Faculty & Staff

Dr. Emily H. Green

Music History

Associate Professor of Music
  • Music History
  • Advanced Topics in Music History
  • Popular Music in America
Education 
  • B.A., Cornell University
  • M.M., University of Missouri, Kansas City
  • M.A., Ph.D., Cornell University

Dr. Emily H. Green (she/her) specializes in the history of eighteenth- and nineteenth-century music in Europe and the United States. Her research focuses on a number of areas: the commodification of music, amateur musicians, publishing strategies, dedications, and most recently, the music of early Black Americans. Her narrative article in the Journal of the American Musicological Society, How to Read a Rondeau,” shows the many creative approaches that eighteenth-century amateur musicians could take when reading music in the home. (Her students should read it!) Looking more broadly at published music in this period, her book, Dedicating Music, 1785–1850, delves into musical dedications as a subject, investigating what they communicated to their readers, both in the marketplace and in the home. It looks at the role of consumerism in the construction of taste; the role of published music in composers’ celebrity, capital, and prestige; the history of musical biography; and the histories of collaborative authorship and silent reading. The book’s tandem website with downloadable spreadsheets and data can be found here. Also related to the social history of music, she has co-edited with Catherine Mayes Consuming Music: Individuals, Institutions, Communities, 1730–1830 (Univ. of Rochester Press, 2017). Other work has been published in Current MusicologyEighteenth-Century MusicWidmungen bei Haydn und Beethovenand The Journal of Musicological Research, as well as The New York Times and NewMusicBox.

Her most recent research concerns music of Black American musicians in antebellum Virginia. In order to work on a multi-year project on this subject, she and her team of researchers won funding from 4-VA (2021-22), and she was named a Fenwick Fellow (2021-22). The project aims to establish resources that help music educators and performers learn about the sources and practices of these musicians. She also teaches a graduate course on nineteenth-century African American music.

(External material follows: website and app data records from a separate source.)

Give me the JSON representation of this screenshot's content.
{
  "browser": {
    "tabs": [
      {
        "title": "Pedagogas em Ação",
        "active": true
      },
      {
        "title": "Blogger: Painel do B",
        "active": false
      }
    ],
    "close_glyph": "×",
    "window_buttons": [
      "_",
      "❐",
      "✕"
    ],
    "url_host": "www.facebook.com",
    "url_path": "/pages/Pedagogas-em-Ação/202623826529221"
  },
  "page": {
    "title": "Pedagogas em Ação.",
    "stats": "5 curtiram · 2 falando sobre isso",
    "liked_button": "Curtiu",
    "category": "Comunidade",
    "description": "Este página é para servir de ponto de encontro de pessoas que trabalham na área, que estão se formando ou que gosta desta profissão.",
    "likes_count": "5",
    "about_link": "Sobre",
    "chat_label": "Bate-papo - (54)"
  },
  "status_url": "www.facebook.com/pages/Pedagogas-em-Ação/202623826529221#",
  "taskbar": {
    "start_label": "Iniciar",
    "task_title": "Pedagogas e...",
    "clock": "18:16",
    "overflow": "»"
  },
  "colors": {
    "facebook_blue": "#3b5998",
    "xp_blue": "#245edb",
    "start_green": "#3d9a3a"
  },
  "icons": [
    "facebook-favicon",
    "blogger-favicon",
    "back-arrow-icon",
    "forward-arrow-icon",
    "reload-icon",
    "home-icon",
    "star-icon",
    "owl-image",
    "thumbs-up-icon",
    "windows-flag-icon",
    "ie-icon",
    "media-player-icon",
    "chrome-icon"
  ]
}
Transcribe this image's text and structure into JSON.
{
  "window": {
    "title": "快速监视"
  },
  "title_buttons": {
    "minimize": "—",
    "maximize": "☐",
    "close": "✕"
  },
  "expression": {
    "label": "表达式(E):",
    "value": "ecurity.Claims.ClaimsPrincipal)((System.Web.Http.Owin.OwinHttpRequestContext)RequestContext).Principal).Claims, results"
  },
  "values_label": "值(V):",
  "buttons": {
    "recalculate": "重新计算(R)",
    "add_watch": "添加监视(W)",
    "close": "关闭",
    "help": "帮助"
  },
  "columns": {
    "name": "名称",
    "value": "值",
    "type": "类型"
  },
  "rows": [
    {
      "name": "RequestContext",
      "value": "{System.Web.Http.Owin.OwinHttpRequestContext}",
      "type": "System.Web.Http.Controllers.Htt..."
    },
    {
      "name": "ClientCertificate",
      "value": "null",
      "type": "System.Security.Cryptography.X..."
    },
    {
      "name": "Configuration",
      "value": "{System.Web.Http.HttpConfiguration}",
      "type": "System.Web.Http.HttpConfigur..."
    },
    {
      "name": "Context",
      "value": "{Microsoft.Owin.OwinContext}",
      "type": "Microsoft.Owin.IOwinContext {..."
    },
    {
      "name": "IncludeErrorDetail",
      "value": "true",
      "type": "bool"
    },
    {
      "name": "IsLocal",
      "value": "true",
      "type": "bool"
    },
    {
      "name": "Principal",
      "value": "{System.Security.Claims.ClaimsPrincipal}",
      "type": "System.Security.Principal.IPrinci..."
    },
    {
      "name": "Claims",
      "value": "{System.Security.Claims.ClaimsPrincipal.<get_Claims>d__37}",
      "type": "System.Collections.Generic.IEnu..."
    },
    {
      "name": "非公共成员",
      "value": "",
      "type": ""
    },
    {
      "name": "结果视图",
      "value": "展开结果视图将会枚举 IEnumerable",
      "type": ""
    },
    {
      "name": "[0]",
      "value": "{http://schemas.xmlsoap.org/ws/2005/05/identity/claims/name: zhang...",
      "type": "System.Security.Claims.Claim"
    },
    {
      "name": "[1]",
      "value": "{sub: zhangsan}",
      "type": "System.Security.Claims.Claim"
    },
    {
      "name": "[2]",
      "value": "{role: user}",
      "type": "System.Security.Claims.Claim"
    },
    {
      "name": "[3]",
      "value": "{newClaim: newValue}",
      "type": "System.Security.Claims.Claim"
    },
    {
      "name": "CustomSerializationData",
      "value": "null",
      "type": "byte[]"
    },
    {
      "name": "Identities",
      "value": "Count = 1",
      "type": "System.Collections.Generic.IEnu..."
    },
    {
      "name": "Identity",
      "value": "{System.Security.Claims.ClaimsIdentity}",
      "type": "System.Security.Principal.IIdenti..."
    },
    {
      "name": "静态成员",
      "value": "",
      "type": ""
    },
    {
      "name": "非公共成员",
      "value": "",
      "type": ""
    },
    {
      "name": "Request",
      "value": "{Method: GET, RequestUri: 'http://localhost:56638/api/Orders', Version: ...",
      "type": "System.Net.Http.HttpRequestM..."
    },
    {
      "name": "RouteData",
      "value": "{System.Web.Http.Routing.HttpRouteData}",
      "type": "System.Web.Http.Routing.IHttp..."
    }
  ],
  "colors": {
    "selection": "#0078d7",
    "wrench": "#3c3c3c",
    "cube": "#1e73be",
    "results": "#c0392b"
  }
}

She maintains a specialty in performance practice as a keyboardist on modern and historical instruments. She engages with a wide range of repertoire, from Froberger to Schubert to Louis Andriessen, and has given concerts as a solo, collaborative, and ensemble player on harpsichord and early and modern pianos.

Other areas of teaching specialty include: feminist and queer theory; pop, hip-hop, and music video; and post-war American music.

She has previously taught at Yale University’s Department of Music (as an American Council of Learned Societies New Faculty Fellow), the Peabody Conservatory, Catholic University of America, and American University.

Contact Dr. Green:  egreen10@gmu.edu